■ **WHAT IS REQUIRED**:
Below are the records. Count the lines containing the string "title", and reply with the number alone.

■ **RECORDS FOR THE TASK**:
+++
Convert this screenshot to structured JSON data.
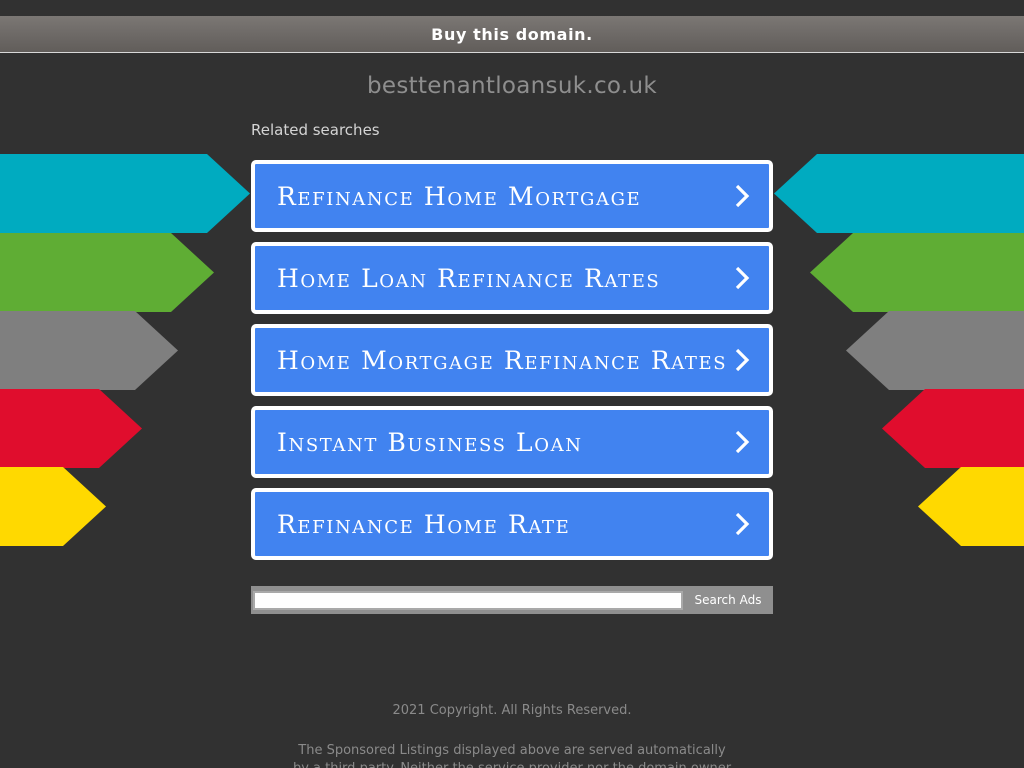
{
  "banner": {
    "text": "Buy this domain."
  },
  "domain": {
    "name": "besttenantloansuk.co.uk"
  },
  "related": {
    "label": "Related searches",
    "items": [
      {
        "label": "Refinance Home Mortgage"
      },
      {
        "label": "Home Loan Refinance Rates"
      },
      {
        "label": "Home Mortgage Refinance Rates"
      },
      {
        "label": "Instant Business Loan"
      },
      {
        "label": "Refinance Home Rate"
      }
    ]
  },
  "search": {
    "value": "",
    "button_label": "Search Ads"
  },
  "footer": {
    "copyright": "2021 Copyright. All Rights Reserved.",
    "disclaimer_line1": "The Sponsored Listings displayed above are served automatically",
    "disclaimer_line2": "by a third party. Neither the service provider nor the domain owner"
  },
  "colors": {
    "background": "#313131",
    "button_blue": "#4183f0",
    "arrow_teal": "#00abc0",
    "arrow_green": "#5fad34",
    "arrow_gray": "#7f7f7f",
    "arrow_red": "#e00d2d",
    "arrow_yellow": "#ffd900"
  }
}
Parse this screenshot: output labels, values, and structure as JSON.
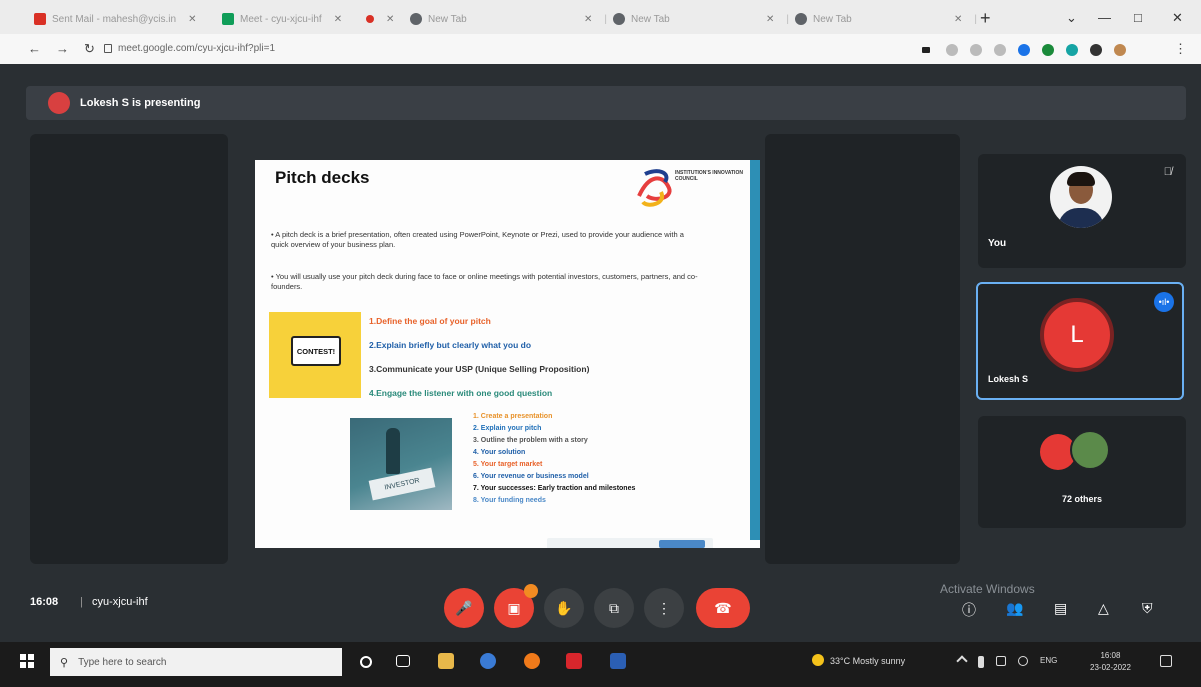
{
  "browser": {
    "tabs": [
      {
        "label": "Sent Mail - mahesh@ycis.in",
        "favicon_color": "#d93025"
      },
      {
        "label": "Meet - cyu-xjcu-ihf",
        "favicon_color": "#0f9d58"
      },
      {
        "label": "",
        "favicon_color": "#d93025"
      },
      {
        "label": "New Tab",
        "favicon_color": "#5f6368"
      },
      {
        "label": "New Tab",
        "favicon_color": "#5f6368"
      },
      {
        "label": "New Tab",
        "favicon_color": "#5f6368"
      }
    ],
    "new_tab_icon": "+",
    "url": "meet.google.com/cyu-xjcu-ihf?pli=1",
    "window_controls": [
      "—",
      "□",
      "✕"
    ]
  },
  "meet": {
    "presenting_text": "Lokesh S is presenting",
    "slide": {
      "title": "Pitch decks",
      "logo_text": "INSTITUTION'S INNOVATION COUNCIL",
      "bullets": [
        "A pitch deck is a brief presentation, often created using PowerPoint, Keynote or Prezi, used to provide your audience with a quick overview of your business plan.",
        "You will usually use your pitch deck during face to face or online meetings with potential investors, customers, partners, and co-founders."
      ],
      "contest_label": "CONTEST!",
      "steps": [
        {
          "text": "1.Define the goal of your pitch",
          "color": "#e8622a"
        },
        {
          "text": "2.Explain briefly but clearly what you do",
          "color": "#1f5fa8"
        },
        {
          "text": "3.Communicate your USP (Unique Selling Proposition)",
          "color": "#333333"
        },
        {
          "text": "4.Engage the listener with one good question",
          "color": "#2a8a7a"
        }
      ],
      "chess_caption": "INVESTOR",
      "sub_steps": [
        {
          "text": "1.  Create a presentation",
          "color": "#e8922a"
        },
        {
          "text": "2.  Explain your pitch",
          "color": "#1f6fb8"
        },
        {
          "text": "3.  Outline the problem with a story",
          "color": "#555555"
        },
        {
          "text": "4.  Your solution",
          "color": "#1f5fa8"
        },
        {
          "text": "5.  Your target market",
          "color": "#e8622a"
        },
        {
          "text": "6.  Your revenue or business model",
          "color": "#1f5fa8"
        },
        {
          "text": "7.  Your successes: Early traction and milestones",
          "color": "#111111"
        },
        {
          "text": "8.  Your funding needs",
          "color": "#4a88c7"
        }
      ]
    },
    "participants": {
      "you_label": "You",
      "lokesh_label": "Lokesh S",
      "lokesh_initial": "L",
      "others_label": "72 others"
    },
    "meeting_time": "16:08",
    "meeting_separator": "|",
    "meeting_code": "cyu-xjcu-ihf",
    "activate_windows": "Activate Windows"
  },
  "taskbar": {
    "search_placeholder": "Type here to search",
    "weather": "33°C  Mostly sunny",
    "tray": "ENG",
    "time": "16:08",
    "date": "23-02-2022"
  }
}
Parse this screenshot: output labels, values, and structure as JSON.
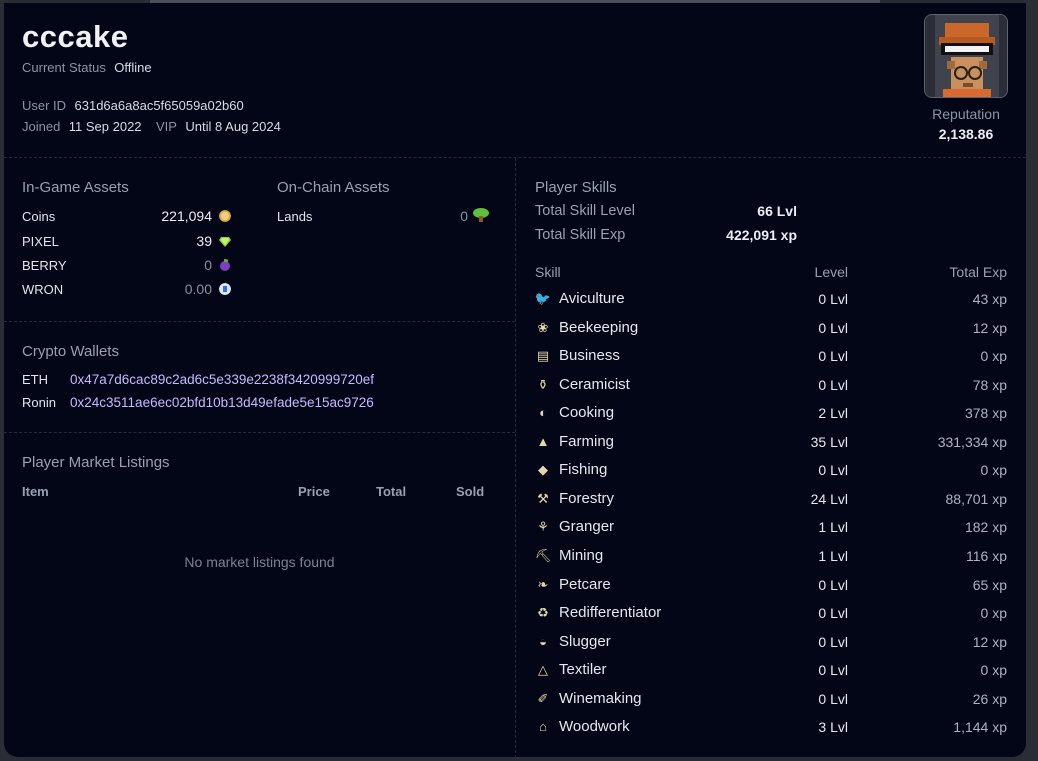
{
  "profile": {
    "username": "cccake",
    "status_label": "Current Status",
    "status_value": "Offline",
    "user_id_label": "User ID",
    "user_id_value": "631d6a6a8ac5f65059a02b60",
    "joined_label": "Joined",
    "joined_value": "11 Sep 2022",
    "vip_label": "VIP",
    "vip_value": "Until 8 Aug 2024",
    "reputation_label": "Reputation",
    "reputation_value": "2,138.86"
  },
  "in_game_assets": {
    "title": "In-Game Assets",
    "items": [
      {
        "label": "Coins",
        "value": "221,094",
        "icon": "coin-icon",
        "color": "#e8c36a"
      },
      {
        "label": "PIXEL",
        "value": "39",
        "icon": "gem-icon",
        "color": "#8fd13b"
      },
      {
        "label": "BERRY",
        "value": "0",
        "icon": "berry-icon",
        "color": "#8e4fd0"
      },
      {
        "label": "WRON",
        "value": "0.00",
        "icon": "ronin-icon",
        "color": "#7aa6e8"
      }
    ]
  },
  "on_chain_assets": {
    "title": "On-Chain Assets",
    "items": [
      {
        "label": "Lands",
        "value": "0",
        "icon": "tree-icon",
        "color": "#5fbf3a"
      }
    ]
  },
  "wallets": {
    "title": "Crypto Wallets",
    "items": [
      {
        "label": "ETH",
        "address": "0x47a7d6cac89c2ad6c5e339e2238f3420999720ef"
      },
      {
        "label": "Ronin",
        "address": "0x24c3511ae6ec02bfd10b13d49efade5e15ac9726"
      }
    ]
  },
  "market": {
    "title": "Player Market Listings",
    "columns": [
      "Item",
      "Price",
      "Total",
      "Sold"
    ],
    "empty_text": "No market listings found"
  },
  "skills": {
    "title": "Player Skills",
    "total_level_label": "Total Skill Level",
    "total_level_value": "66 Lvl",
    "total_exp_label": "Total Skill Exp",
    "total_exp_value": "422,091 xp",
    "columns": [
      "Skill",
      "Level",
      "Total Exp"
    ],
    "rows": [
      {
        "name": "Aviculture",
        "level": "0 Lvl",
        "exp": "43 xp",
        "icon": "bird-icon"
      },
      {
        "name": "Beekeeping",
        "level": "0 Lvl",
        "exp": "12 xp",
        "icon": "bee-icon"
      },
      {
        "name": "Business",
        "level": "0 Lvl",
        "exp": "0 xp",
        "icon": "briefcase-icon"
      },
      {
        "name": "Ceramicist",
        "level": "0 Lvl",
        "exp": "78 xp",
        "icon": "vase-icon"
      },
      {
        "name": "Cooking",
        "level": "2 Lvl",
        "exp": "378 xp",
        "icon": "pan-icon"
      },
      {
        "name": "Farming",
        "level": "35 Lvl",
        "exp": "331,334 xp",
        "icon": "hat-icon"
      },
      {
        "name": "Fishing",
        "level": "0 Lvl",
        "exp": "0 xp",
        "icon": "fish-icon"
      },
      {
        "name": "Forestry",
        "level": "24 Lvl",
        "exp": "88,701 xp",
        "icon": "axe-icon"
      },
      {
        "name": "Granger",
        "level": "1 Lvl",
        "exp": "182 xp",
        "icon": "wheat-icon"
      },
      {
        "name": "Mining",
        "level": "1 Lvl",
        "exp": "116 xp",
        "icon": "pickaxe-icon"
      },
      {
        "name": "Petcare",
        "level": "0 Lvl",
        "exp": "65 xp",
        "icon": "paw-icon"
      },
      {
        "name": "Redifferentiator",
        "level": "0 Lvl",
        "exp": "0 xp",
        "icon": "recycle-icon"
      },
      {
        "name": "Slugger",
        "level": "0 Lvl",
        "exp": "12 xp",
        "icon": "slug-icon"
      },
      {
        "name": "Textiler",
        "level": "0 Lvl",
        "exp": "0 xp",
        "icon": "yarn-icon"
      },
      {
        "name": "Winemaking",
        "level": "0 Lvl",
        "exp": "26 xp",
        "icon": "bottle-icon"
      },
      {
        "name": "Woodwork",
        "level": "3 Lvl",
        "exp": "1,144 xp",
        "icon": "chair-icon"
      }
    ]
  }
}
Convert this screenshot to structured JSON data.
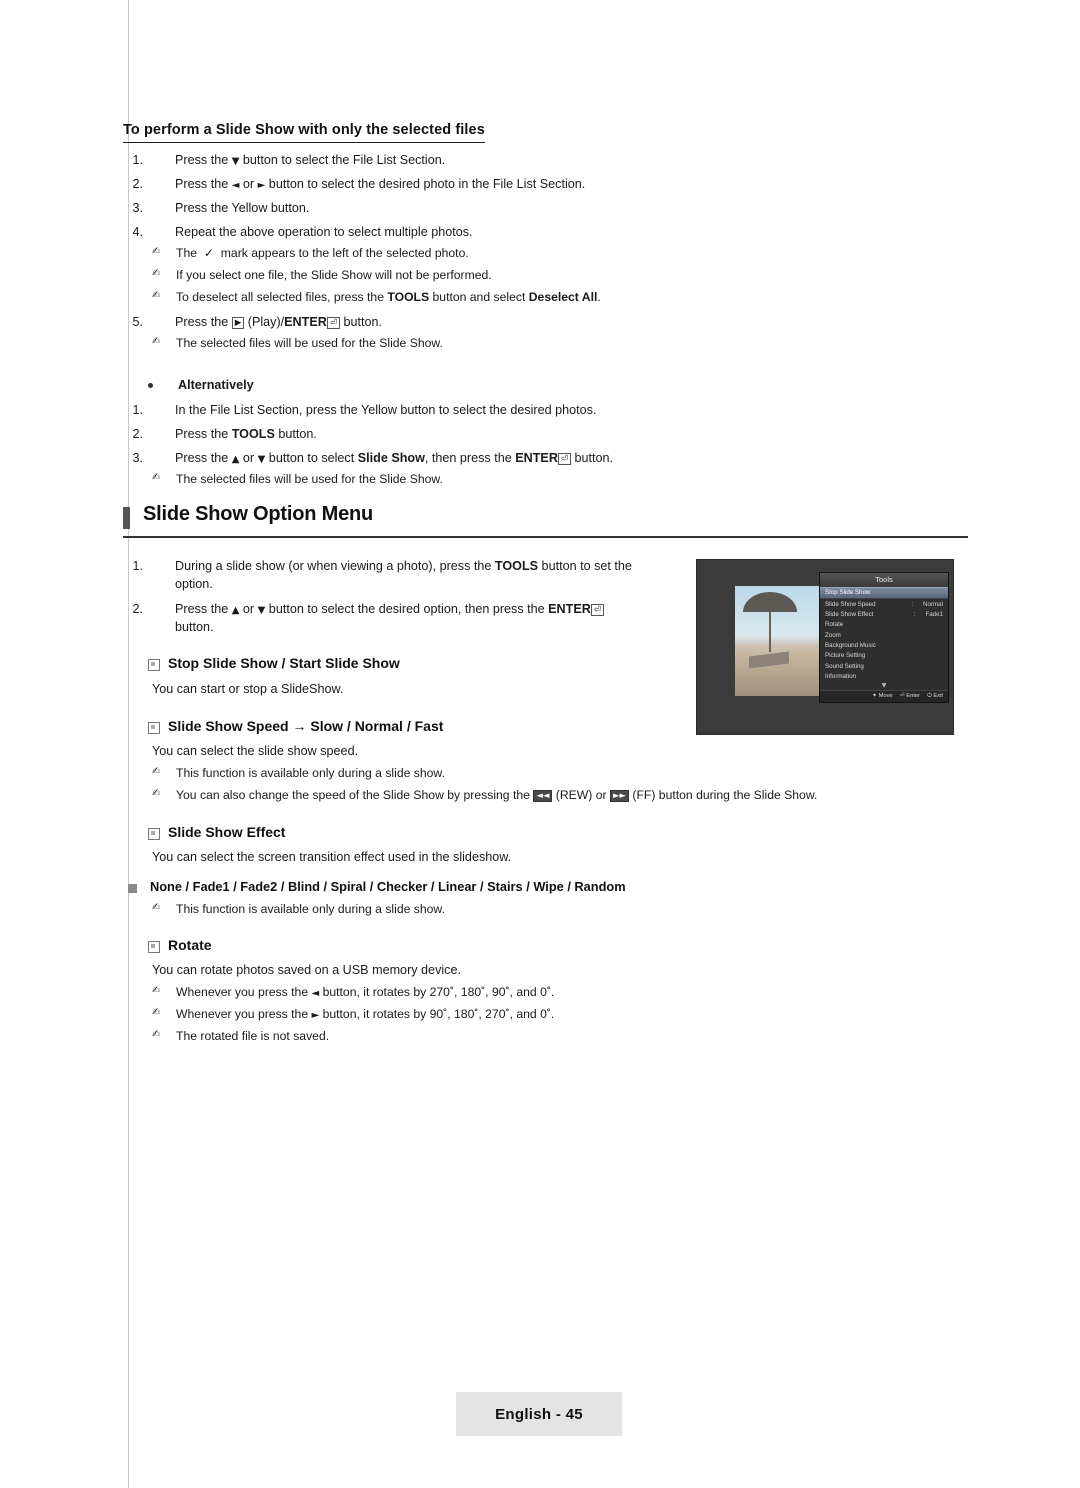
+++
■ **RESULT OF THIS EXERCISE**:
6